Media regulators in New Zealand have taken a stance in support of accurate labeling, dismissing all complaints against news outlets that referred to anti-trans activist Posie Parker as an “anti-trans activist” during her recent tour across Australia and New Zealand. Also known as Kellie-Jay Keen-Minshull, Parker’s supporters had raised concerns about this characterization.
Both the Media Council and the Broadcasting Standards Authority (BSA) conducted thorough reviews of the complaints and determined that the description was factually correct. They ruled that it was not unfair to classify Parker as “anti-transgender” or a “trans-exclusionary speaker,” as these descriptions aligned with their regulatory guidelines.
Furthermore, the Media Council found it accurate to label the neo-Nazi groups in attendance at Parker’s Melbourne rally as supportive of her protest, a decision supported by the BSA. This alignment with neo-Nazi sympathizers did not breach media standards, the BSA concluded.
In total, 16 complaints were filed, with nine submitted to the Media Council and seven to the BSA by anti-trans activists. None of these complaints were upheld, as the regulatory bodies found that the coverage, particularly by the New Zealand national news organization NZ Herald, presented a balanced view by including opposition to Parker’s views along with her history of anti-trans comments.
However, the Media Council did express initial concern over a story by radio station RNZ, which appeared one-sided and received 27 complaints. The report noted the absence of anti-trans perspectives and the failure to acknowledge potential threats against anti-trans activists. RNZ swiftly amended the story to include this information, leading to the dismissal of the complaint.

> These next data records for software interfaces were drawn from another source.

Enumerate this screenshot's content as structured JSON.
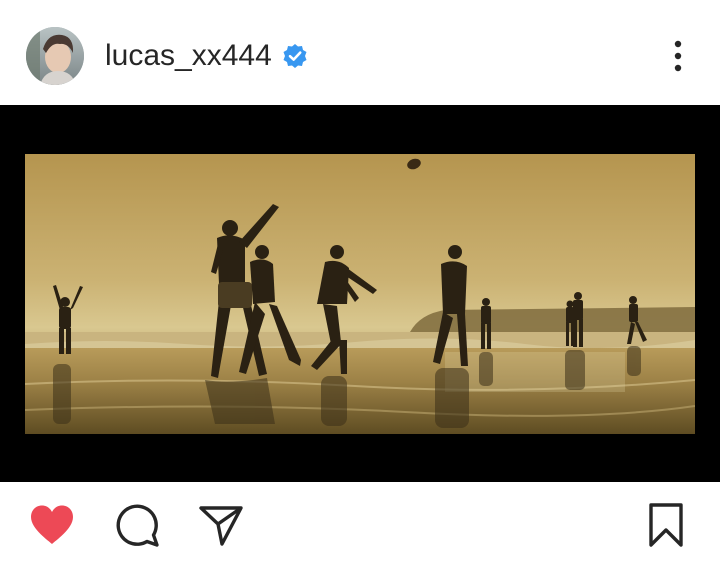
{
  "post": {
    "username": "lucas_xx444",
    "verified": true,
    "avatar_icon": "profile-photo",
    "more_icon": "more-vertical-icon"
  },
  "media": {
    "scene": "beach-silhouettes-sunset-photo"
  },
  "actions": {
    "like_icon": "heart-icon",
    "like_active": true,
    "comment_icon": "comment-icon",
    "share_icon": "share-icon",
    "save_icon": "bookmark-icon"
  },
  "colors": {
    "like": "#ed4956",
    "verified": "#3897f0",
    "text": "#262626",
    "sky_top": "#b99a55",
    "sky_bottom": "#d9c88f"
  }
}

In response to the regulatory decisions, Posie Parker expressed little surprise, stating, “I’m used to authorities siding with the authoritarians.” She voiced her preference for honest reporting but indicated that it did not consume her thoughts. Parker also expressed empathy for New Zealand women and families affected by what she described as “dishonest misogynist ideology.”